Su Shih is probably perhaps best known to Western audiences by his pen name, Su Tung-p'o. Born in 1036, five emperors came to the throne during his lifetime. Eleventh-century China, however, was a period of great political instability. The bitter rivalry between revisionist and conservative factions at court made a political career precarious. For Su Shih, known for his sharp wit and stubborn personality, it was even more difficult. However, the ups and downs of his life and career provided constant inspiration in his art and writing, for which he is so highly regarded by later generations.
Su's tumultuous career began around 1079, when he wrote a satirical poem on the New Policies promoted by Prime Minister Wang An-shih, who was infuriated and had Su arrested. Su served time in jail and was later released, but the following year he was banished to Huang-chou in the southern hinterlands. This proved to be a major turning point in his life. Beforehand, Su was a free and spirited personality, and his poetry was full of insight and energy. However, having barely escaped with his life and being banished to the harsh region of the south, he began to reflect on the beauty of nature and the meaning of life. In exile, he enjoyed the simple pleasures of farming and writing, taking joy in what life had to offer. In fact, many of his most popular works were done at the time. Though Su was later pardoned, he was never far from controversy. Even as an old man, he was banished to the furthest reaches of the land--Hainan Island in the South China Sea. The experience, however, only further enlightened him. Though pardoned once again, this time he did not make it back to court and died on the trip north.

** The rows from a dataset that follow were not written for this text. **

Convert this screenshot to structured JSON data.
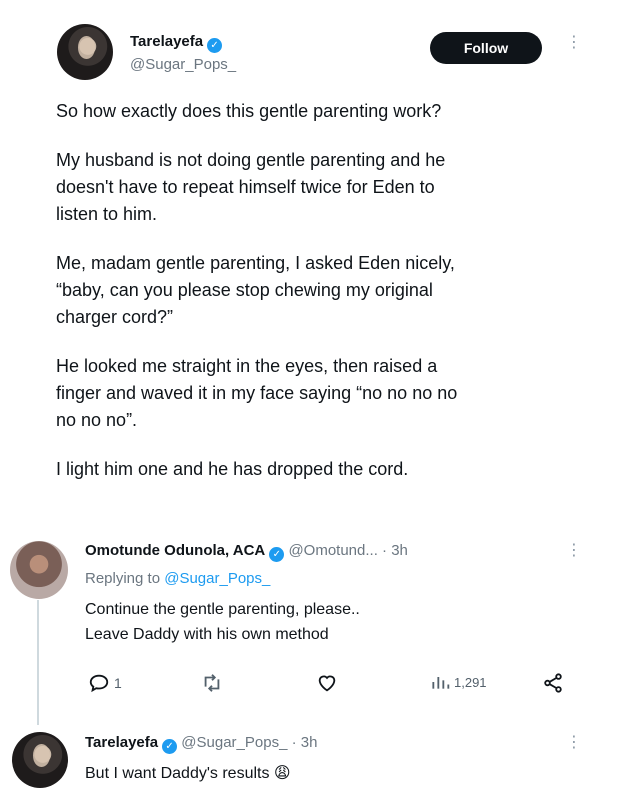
{
  "main_tweet": {
    "author_name": "Tarelayefa",
    "author_handle": "@Sugar_Pops_",
    "follow_label": "Follow",
    "paragraphs": [
      [
        "So how exactly does this gentle parenting work?"
      ],
      [
        "My husband is not doing gentle parenting and he",
        "doesn't have to repeat himself twice for Eden to",
        "listen to him."
      ],
      [
        "Me, madam gentle parenting, I asked Eden nicely,",
        "“baby, can you please stop chewing my original",
        "charger cord?”"
      ],
      [
        "He looked me straight in the eyes, then raised a",
        "finger and waved it in my face saying “no no no no",
        "no no no”."
      ],
      [
        "I light him one and he has dropped the cord."
      ]
    ]
  },
  "reply1": {
    "author_name": "Omotunde Odunola, ACA",
    "author_handle": "@Omotund...",
    "time": "· 3h",
    "replying_to_prefix": "Replying to",
    "replying_to_handle": "@Sugar_Pops_",
    "lines": [
      "Continue the gentle parenting, please..",
      "Leave Daddy with his own method"
    ],
    "actions": {
      "replies": "1",
      "views": "1,291"
    }
  },
  "reply2": {
    "author_name": "Tarelayefa",
    "author_handle": "@Sugar_Pops_",
    "time": "· 3h",
    "text": "But I want Daddy's results",
    "emoji": "😩"
  },
  "colors": {
    "verified": "#1d9bf0",
    "link": "#1d9bf0",
    "follow_bg": "#0f1419",
    "muted": "#6b7680"
  },
  "icons": [
    "verified-badge-icon",
    "more-options-icon",
    "reply-icon",
    "retweet-icon",
    "like-icon",
    "views-icon",
    "share-icon"
  ]
}
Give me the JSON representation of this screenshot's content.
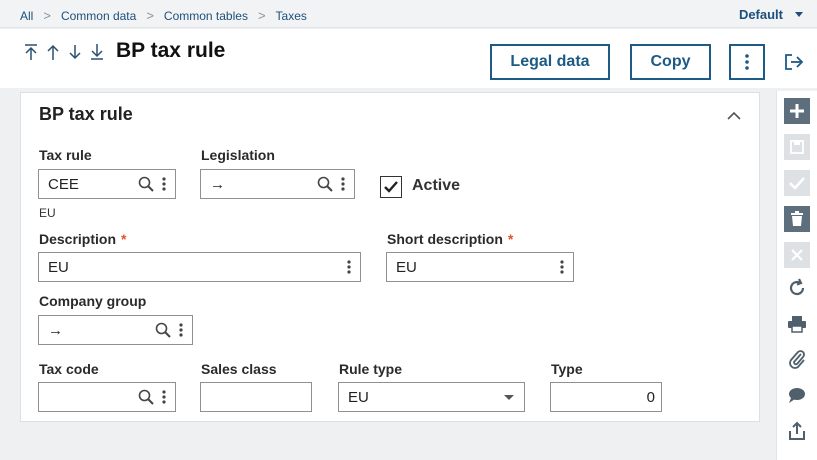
{
  "breadcrumb": {
    "items": [
      "All",
      "Common data",
      "Common tables",
      "Taxes"
    ],
    "separator": ">",
    "profile": "Default"
  },
  "header": {
    "title": "BP tax rule",
    "buttons": {
      "legal": "Legal data",
      "copy": "Copy"
    },
    "nav_icons": [
      "arrow-up-to-top-icon",
      "arrow-up-icon",
      "arrow-down-icon",
      "arrow-down-to-bottom-icon"
    ]
  },
  "section": {
    "title": "BP tax rule",
    "fields": {
      "tax_rule": {
        "label": "Tax rule",
        "value": "CEE",
        "hint": "EU"
      },
      "legislation": {
        "label": "Legislation",
        "value": "→"
      },
      "active": {
        "label": "Active",
        "checked": true
      },
      "description": {
        "label": "Description",
        "value": "EU",
        "required_mark": "*"
      },
      "short_description": {
        "label": "Short description",
        "value": "EU",
        "required_mark": "*"
      },
      "company_group": {
        "label": "Company group",
        "value": "→"
      },
      "tax_code": {
        "label": "Tax code",
        "value": ""
      },
      "sales_class": {
        "label": "Sales class",
        "value": ""
      },
      "rule_type": {
        "label": "Rule type",
        "value": "EU"
      },
      "type": {
        "label": "Type",
        "value": "0"
      }
    }
  },
  "sidebar_icons": [
    "add-icon",
    "save-icon",
    "check-icon",
    "delete-icon",
    "cancel-icon",
    "refresh-icon",
    "print-icon",
    "attachment-icon",
    "comment-icon",
    "export-icon"
  ],
  "colors": {
    "accent": "#1d5a85",
    "required": "#e0532c",
    "sidebar_button": "#5d6e7c"
  }
}
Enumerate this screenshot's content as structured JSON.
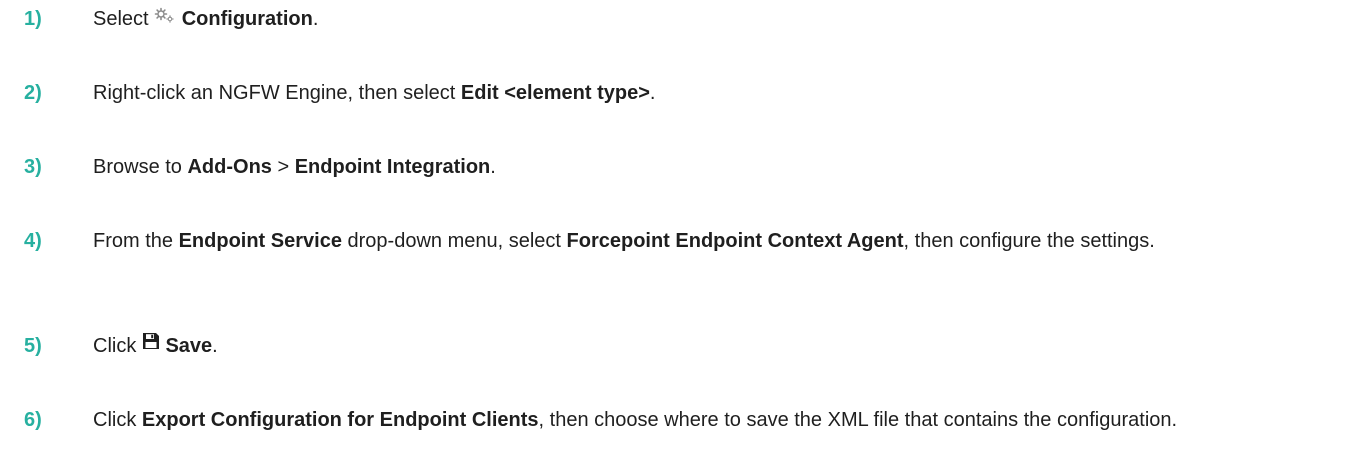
{
  "steps": [
    {
      "number": "1)",
      "parts": {
        "t1": "Select ",
        "icon": "gear-icon",
        "b1": "Configuration",
        "t2": "."
      }
    },
    {
      "number": "2)",
      "parts": {
        "t1": "Right-click an NGFW Engine, then select ",
        "b1": "Edit <element type>",
        "t2": "."
      }
    },
    {
      "number": "3)",
      "parts": {
        "t1": "Browse to ",
        "b1": "Add-Ons",
        "t2": " > ",
        "b2": "Endpoint Integration",
        "t3": "."
      }
    },
    {
      "number": "4)",
      "parts": {
        "t1": "From the ",
        "b1": "Endpoint Service",
        "t2": " drop-down menu, select ",
        "b2": "Forcepoint Endpoint Context Agent",
        "t3": ", then configure the settings."
      }
    },
    {
      "number": "5)",
      "parts": {
        "t1": "Click ",
        "icon": "save-icon",
        "b1": "Save",
        "t2": "."
      }
    },
    {
      "number": "6)",
      "parts": {
        "t1": "Click ",
        "b1": "Export Configuration for Endpoint Clients",
        "t2": ", then choose where to save the XML file that contains the configuration."
      }
    }
  ],
  "colors": {
    "step_number": "#27b0a0",
    "text": "#1f1f1f",
    "icon_gear": "#8a8a8a",
    "icon_save": "#1f1f1f"
  }
}
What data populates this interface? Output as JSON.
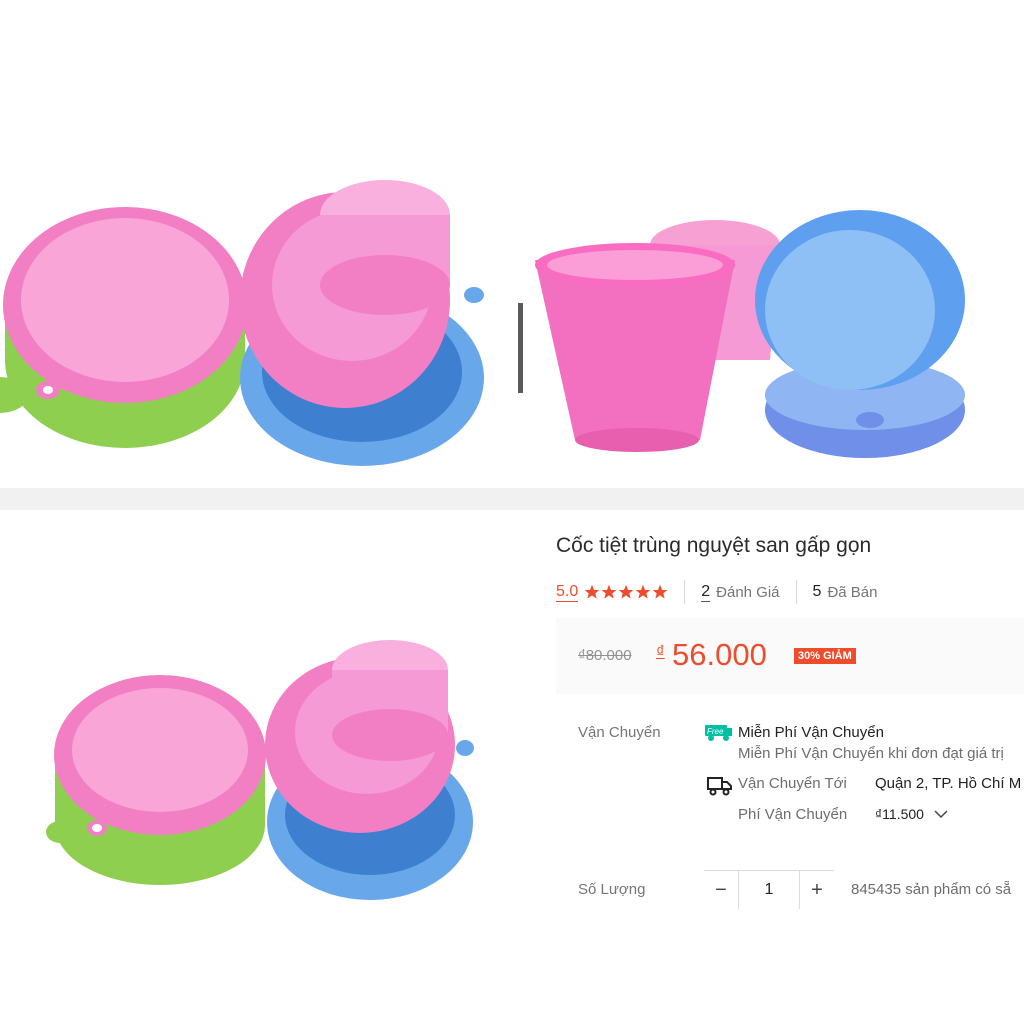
{
  "product": {
    "title": "Cốc tiệt trùng nguyệt san gấp gọn",
    "rating": "5.0",
    "star_count": 5,
    "review_count": "2",
    "review_label": "Đánh Giá",
    "sold_count": "5",
    "sold_label": "Đã Bán"
  },
  "price": {
    "old": "₫80.000",
    "currency_symbol": "₫",
    "current": "56.000",
    "discount_badge": "30% GIẢM"
  },
  "shipping": {
    "label": "Vận Chuyển",
    "free_icon_text": "Free",
    "free_title": "Miễn Phí Vận Chuyển",
    "free_desc": "Miễn Phí Vận Chuyển khi đơn đạt giá trị",
    "to_label": "Vận Chuyển Tới",
    "to_value": "Quận 2, TP. Hồ Chí M",
    "fee_label": "Phí Vận Chuyển",
    "fee_value": "₫11.500"
  },
  "quantity": {
    "label": "Số Lượng",
    "minus": "−",
    "value": "1",
    "plus": "+",
    "stock": "845435 sản phẩm có sẵ"
  },
  "colors": {
    "accent": "#ee4d2d",
    "pink": "#f78fc8",
    "blue": "#79aee8",
    "green": "#8fcf4f"
  },
  "icons": [
    "star-icon",
    "free-shipping-icon",
    "truck-icon",
    "chevron-down-icon",
    "minus-icon",
    "plus-icon"
  ]
}
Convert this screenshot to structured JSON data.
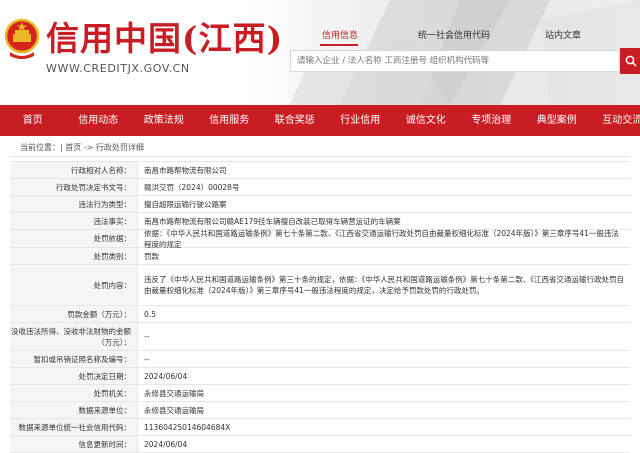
{
  "header": {
    "title": "信用中国(江西)",
    "url": "WWW.CREDITJX.GOV.CN",
    "links": [
      {
        "label": "信用信息",
        "active": true
      },
      {
        "label": "统一社会信用代码",
        "active": false
      },
      {
        "label": "站内文章",
        "active": false
      }
    ],
    "search_placeholder": "请输入企业 / 法人名称 工商注册号 组织机构代码等"
  },
  "nav": {
    "items": [
      "首页",
      "信用动态",
      "政策法规",
      "信用服务",
      "联合奖惩",
      "行业信用",
      "诚信文化",
      "专项治理",
      "典型案例",
      "互动交流"
    ]
  },
  "breadcrumb": "当前位置：| 首页 -> 行政处罚详细",
  "detail_rows": [
    {
      "label": "行政相对人名称：",
      "value": "南昌市路帮物流有限公司"
    },
    {
      "label": "行政处罚决定书文号：",
      "value": "赣洪交罚（2024）00028号"
    },
    {
      "label": "违法行为类型：",
      "value": "擅自超限运输行驶公路案"
    },
    {
      "label": "违法事实：",
      "value": "南昌市路帮物流有限公司赣AE179挂车辆擅自改装已取得车辆营运证的车辆案"
    },
    {
      "label": "处罚依据：",
      "value": "依据：《中华人民共和国道路运输条例》第七十条第二款、《江西省交通运输行政处罚自由裁量权细化标准（2024年版）》第三章序号41一般违法程度的规定"
    },
    {
      "label": "处罚类别：",
      "value": "罚款"
    },
    {
      "label": "处罚内容：",
      "value": "违反了《中华人民共和国道路运输条例》第三十条的规定，依据：《中华人民共和国道路运输条例》第七十条第二款、《江西省交通运输行政处罚自由裁量权细化标准（2024年版）》第三章序号41一般违法程度的规定，决定给予罚款处罚的行政处罚。"
    },
    {
      "label": "罚款金额（万元）：",
      "value": "0.5"
    },
    {
      "label": "没收违法所得、没收非法财物的金额（万元）：",
      "value": "--"
    },
    {
      "label": "暂扣或吊销证照名称及编号：",
      "value": "--"
    },
    {
      "label": "处罚决定日期：",
      "value": "2024/06/04"
    },
    {
      "label": "处罚机关：",
      "value": "永修县交通运输局"
    },
    {
      "label": "数据来源单位：",
      "value": "永修县交通运输局"
    },
    {
      "label": "数据来源单位统一社会信用代码：",
      "value": "11360425014604684X"
    },
    {
      "label": "信息更新时间：",
      "value": "2024/06/04"
    }
  ],
  "colors": {
    "brand_red": "#c81e23"
  }
}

It has now been almost 900 years since Su Shih passed away in 1101. Although his writings were once blacklisted, even destroyed, his genius could not be repressed. His poetry and writing have been reprinted, studied, and enjoyed by generations since. In this special exhibition, the National Palace Museum presents Su's literary output along with calligraphy, painting, and writing related to him. They serve to commemorate one of the greatest figures in the Sung dynasty as well as in Chinese history and art.